PROBLEM STATEMENT — Repeat the records below exactly, leaving out every picture.

===== DATA FOR THIS TASK

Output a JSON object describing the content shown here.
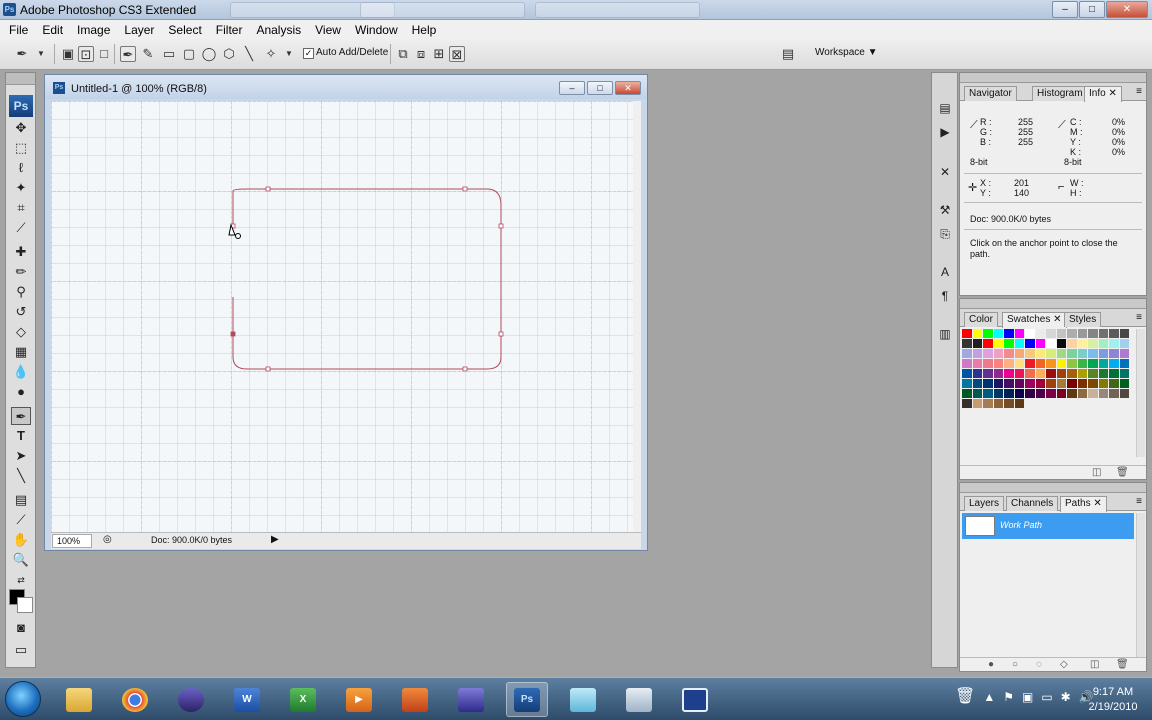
{
  "window": {
    "title": "Adobe Photoshop CS3 Extended",
    "controls": {
      "minimize": "–",
      "maximize": "□",
      "close": "✕"
    }
  },
  "menu": [
    "File",
    "Edit",
    "Image",
    "Layer",
    "Select",
    "Filter",
    "Analysis",
    "View",
    "Window",
    "Help"
  ],
  "options_bar": {
    "auto_add_delete_label": "Auto Add/Delete",
    "auto_add_delete_checked": true,
    "workspace_label": "Workspace ▼"
  },
  "toolbox": {
    "logo": "Ps",
    "tools": [
      "move-icon",
      "marquee-icon",
      "lasso-icon",
      "magic-wand-icon",
      "crop-icon",
      "slice-icon",
      "healing-icon",
      "brush-icon",
      "clone-stamp-icon",
      "history-brush-icon",
      "eraser-icon",
      "gradient-icon",
      "blur-icon",
      "dodge-icon",
      "pen-icon",
      "type-icon",
      "path-select-icon",
      "line-icon",
      "notes-icon",
      "eyedropper-icon",
      "hand-icon",
      "zoom-icon"
    ],
    "active_tool": "pen-icon",
    "type_glyph": "T"
  },
  "document": {
    "title": "Untitled-1 @ 100% (RGB/8)",
    "zoom": "100%",
    "doc_info": "Doc: 900.0K/0 bytes",
    "grid_color": "#a9c3e6",
    "path_color": "#b04a5a"
  },
  "info_panel": {
    "tabs": [
      "Navigator",
      "Histogram",
      "Info"
    ],
    "active_tab": "Info",
    "rgb": {
      "r_label": "R :",
      "r": "255",
      "g_label": "G :",
      "g": "255",
      "b_label": "B :",
      "b": "255"
    },
    "cmyk": {
      "c_label": "C :",
      "c": "0%",
      "m_label": "M :",
      "m": "0%",
      "y_label": "Y :",
      "y": "0%",
      "k_label": "K :",
      "k": "0%"
    },
    "bit_left": "8-bit",
    "bit_right": "8-bit",
    "coords": {
      "x_label": "X :",
      "x": "201",
      "y_label": "Y :",
      "y": "140"
    },
    "size": {
      "w_label": "W :",
      "h_label": "H :"
    },
    "doc_info": "Doc: 900.0K/0 bytes",
    "hint": "Click on the anchor point to close the path."
  },
  "swatches_panel": {
    "tabs": [
      "Color",
      "Swatches",
      "Styles"
    ],
    "active_tab": "Swatches",
    "colors": [
      "#ff0000",
      "#ffff00",
      "#00ff00",
      "#00ffff",
      "#0000ff",
      "#ff00ff",
      "#ffffff",
      "#ebebeb",
      "#d6d6d6",
      "#c2c2c2",
      "#adadad",
      "#999999",
      "#858585",
      "#707070",
      "#5c5c5c",
      "#474747",
      "#333333",
      "#1f1f1f",
      "#ff0000",
      "#ffff00",
      "#00ff00",
      "#00ffff",
      "#0000ff",
      "#ff00ff",
      "#ffffff",
      "#0a0a0a",
      "#ffd0a0",
      "#fff0a0",
      "#d8f0a0",
      "#a0f0c0",
      "#a0f0f0",
      "#a0d0f0",
      "#a0a8e0",
      "#c0a0e0",
      "#e0a0e0",
      "#f0a0c0",
      "#f28c8c",
      "#f5a97a",
      "#f8c97a",
      "#fbe97a",
      "#d9ec7a",
      "#9cdc7a",
      "#7ad49a",
      "#7acdc8",
      "#7abdec",
      "#7a9ce0",
      "#8c84d4",
      "#ac7ad0",
      "#cf7ac8",
      "#ea7aa8",
      "#ee7a8c",
      "#ff8080",
      "#ffb080",
      "#ffe080",
      "#ed1c24",
      "#f26522",
      "#f7941d",
      "#fff200",
      "#8dc63f",
      "#39b54a",
      "#00a651",
      "#00a99d",
      "#00aeef",
      "#0072bc",
      "#0054a6",
      "#2e3192",
      "#662d91",
      "#92278f",
      "#ec008c",
      "#ed145b",
      "#f26c4f",
      "#fbaf5d",
      "#9e0b0f",
      "#a0410d",
      "#a36209",
      "#aba000",
      "#598527",
      "#1a7b30",
      "#007236",
      "#00746b",
      "#0076a3",
      "#004b80",
      "#003471",
      "#1b1464",
      "#440e62",
      "#630460",
      "#9e005d",
      "#9e0039",
      "#a0410d",
      "#a37c3a",
      "#790000",
      "#7b2e00",
      "#7d4900",
      "#827b00",
      "#406618",
      "#005e20",
      "#005826",
      "#005952",
      "#005b7f",
      "#003663",
      "#002157",
      "#0d004c",
      "#32004b",
      "#4b0049",
      "#7b0046",
      "#7a0026",
      "#603913",
      "#8b6b3f",
      "#c7b299",
      "#998675",
      "#736357",
      "#534741",
      "#362f2d",
      "#c69c6d",
      "#a67c52",
      "#8c6239",
      "#754c24",
      "#603913"
    ]
  },
  "paths_panel": {
    "tabs": [
      "Layers",
      "Channels",
      "Paths"
    ],
    "active_tab": "Paths",
    "items": [
      "Work Path"
    ]
  },
  "taskbar": {
    "apps": [
      "Windows Explorer",
      "Google Chrome",
      "Eclipse",
      "Microsoft Word",
      "Microsoft Excel",
      "Media Player",
      "Office App",
      "Visual Studio",
      "Adobe Photoshop",
      "Notepad",
      "Calculator",
      "Remote Desktop"
    ],
    "active_app": "Adobe Photoshop",
    "ps_label": "Ps",
    "time": "9:17 AM",
    "date": "2/19/2010"
  }
}
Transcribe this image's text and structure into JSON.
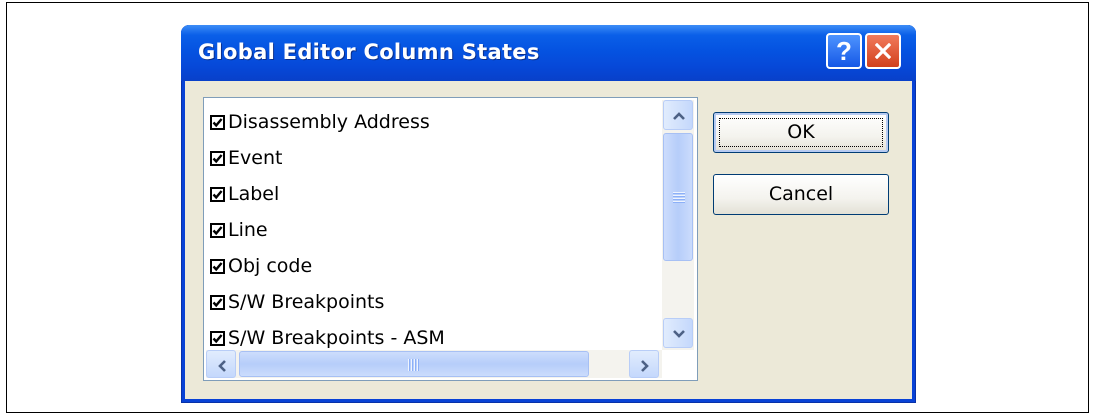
{
  "dialog": {
    "title": "Global Editor Column States",
    "help_glyph": "?",
    "ok_label": "OK",
    "cancel_label": "Cancel"
  },
  "columns": [
    {
      "label": "Disassembly Address",
      "checked": true
    },
    {
      "label": "Event",
      "checked": true
    },
    {
      "label": "Label",
      "checked": true
    },
    {
      "label": "Line",
      "checked": true
    },
    {
      "label": "Obj code",
      "checked": true
    },
    {
      "label": "S/W Breakpoints",
      "checked": true
    },
    {
      "label": "S/W Breakpoints - ASM",
      "checked": true
    }
  ],
  "colors": {
    "titlebar": "#0553e1",
    "client": "#ece9d8",
    "close": "#d1401c"
  }
}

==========

THE COMPLETED TASK —
Output a JSON object describing the content shown here.
{
  "window": {
    "title": "Adobe Photoshop CS3 Extended",
    "controls": {
      "minimize": "–",
      "maximize": "□",
      "close": "✕"
    }
  },
  "menu": [
    "File",
    "Edit",
    "Image",
    "Layer",
    "Select",
    "Filter",
    "Analysis",
    "View",
    "Window",
    "Help"
  ],
  "options_bar": {
    "auto_add_delete_label": "Auto Add/Delete",
    "auto_add_delete_checked": true,
    "workspace_label": "Workspace ▼"
  },
  "toolbox": {
    "logo": "Ps",
    "tools": [
      "move-icon",
      "marquee-icon",
      "lasso-icon",
      "magic-wand-icon",
      "crop-icon",
      "slice-icon",
      "healing-icon",
      "brush-icon",
      "clone-stamp-icon",
      "history-brush-icon",
      "eraser-icon",
      "gradient-icon",
      "blur-icon",
      "dodge-icon",
      "pen-icon",
      "type-icon",
      "path-select-icon",
      "line-icon",
      "notes-icon",
      "eyedropper-icon",
      "hand-icon",
      "zoom-icon"
    ],
    "active_tool": "pen-icon",
    "type_glyph": "T"
  },
  "document": {
    "title": "Untitled-1 @ 100% (RGB/8)",
    "zoom": "100%",
    "doc_info": "Doc: 900.0K/0 bytes",
    "grid_color": "#a9c3e6",
    "path_color": "#b04a5a"
  },
  "info_panel": {
    "tabs": [
      "Navigator",
      "Histogram",
      "Info"
    ],
    "active_tab": "Info",
    "rgb": {
      "r_label": "R :",
      "r": "255",
      "g_label": "G :",
      "g": "255",
      "b_label": "B :",
      "b": "255"
    },
    "cmyk": {
      "c_label": "C :",
      "c": "0%",
      "m_label": "M :",
      "m": "0%",
      "y_label": "Y :",
      "y": "0%",
      "k_label": "K :",
      "k": "0%"
    },
    "bit_left": "8-bit",
    "bit_right": "8-bit",
    "coords": {
      "x_label": "X :",
      "x": "201",
      "y_label": "Y :",
      "y": "140"
    },
    "size": {
      "w_label": "W :",
      "h_label": "H :"
    },
    "doc_info": "Doc: 900.0K/0 bytes",
    "hint": "Click on the anchor point to close the path."
  },
  "swatches_panel": {
    "tabs": [
      "Color",
      "Swatches",
      "Styles"
    ],
    "active_tab": "Swatches",
    "colors": [
      "#ff0000",
      "#ffff00",
      "#00ff00",
      "#00ffff",
      "#0000ff",
      "#ff00ff",
      "#ffffff",
      "#ebebeb",
      "#d6d6d6",
      "#c2c2c2",
      "#adadad",
      "#999999",
      "#858585",
      "#707070",
      "#5c5c5c",
      "#474747",
      "#333333",
      "#1f1f1f",
      "#ff0000",
      "#ffff00",
      "#00ff00",
      "#00ffff",
      "#0000ff",
      "#ff00ff",
      "#ffffff",
      "#0a0a0a",
      "#ffd0a0",
      "#fff0a0",
      "#d8f0a0",
      "#a0f0c0",
      "#a0f0f0",
      "#a0d0f0",
      "#a0a8e0",
      "#c0a0e0",
      "#e0a0e0",
      "#f0a0c0",
      "#f28c8c",
      "#f5a97a",
      "#f8c97a",
      "#fbe97a",
      "#d9ec7a",
      "#9cdc7a",
      "#7ad49a",
      "#7acdc8",
      "#7abdec",
      "#7a9ce0",
      "#8c84d4",
      "#ac7ad0",
      "#cf7ac8",
      "#ea7aa8",
      "#ee7a8c",
      "#ff8080",
      "#ffb080",
      "#ffe080",
      "#ed1c24",
      "#f26522",
      "#f7941d",
      "#fff200",
      "#8dc63f",
      "#39b54a",
      "#00a651",
      "#00a99d",
      "#00aeef",
      "#0072bc",
      "#0054a6",
      "#2e3192",
      "#662d91",
      "#92278f",
      "#ec008c",
      "#ed145b",
      "#f26c4f",
      "#fbaf5d",
      "#9e0b0f",
      "#a0410d",
      "#a36209",
      "#aba000",
      "#598527",
      "#1a7b30",
      "#007236",
      "#00746b",
      "#0076a3",
      "#004b80",
      "#003471",
      "#1b1464",
      "#440e62",
      "#630460",
      "#9e005d",
      "#9e0039",
      "#a0410d",
      "#a37c3a",
      "#790000",
      "#7b2e00",
      "#7d4900",
      "#827b00",
      "#406618",
      "#005e20",
      "#005826",
      "#005952",
      "#005b7f",
      "#003663",
      "#002157",
      "#0d004c",
      "#32004b",
      "#4b0049",
      "#7b0046",
      "#7a0026",
      "#603913",
      "#8b6b3f",
      "#c7b299",
      "#998675",
      "#736357",
      "#534741",
      "#362f2d",
      "#c69c6d",
      "#a67c52",
      "#8c6239",
      "#754c24",
      "#603913"
    ]
  },
  "paths_panel": {
    "tabs": [
      "Layers",
      "Channels",
      "Paths"
    ],
    "active_tab": "Paths",
    "items": [
      "Work Path"
    ]
  },
  "taskbar": {
    "apps": [
      "Windows Explorer",
      "Google Chrome",
      "Eclipse",
      "Microsoft Word",
      "Microsoft Excel",
      "Media Player",
      "Office App",
      "Visual Studio",
      "Adobe Photoshop",
      "Notepad",
      "Calculator",
      "Remote Desktop"
    ],
    "active_app": "Adobe Photoshop",
    "ps_label": "Ps",
    "time": "9:17 AM",
    "date": "2/19/2010"
  }
}
Transcribe this image's text and structure into JSON.
{
  "dialog": {
    "title": "Global Editor Column States",
    "help_glyph": "?",
    "ok_label": "OK",
    "cancel_label": "Cancel"
  },
  "columns": [
    {
      "label": "Disassembly Address",
      "checked": true
    },
    {
      "label": "Event",
      "checked": true
    },
    {
      "label": "Label",
      "checked": true
    },
    {
      "label": "Line",
      "checked": true
    },
    {
      "label": "Obj code",
      "checked": true
    },
    {
      "label": "S/W Breakpoints",
      "checked": true
    },
    {
      "label": "S/W Breakpoints - ASM",
      "checked": true
    }
  ],
  "colors": {
    "titlebar": "#0553e1",
    "client": "#ece9d8",
    "close": "#d1401c"
  }
}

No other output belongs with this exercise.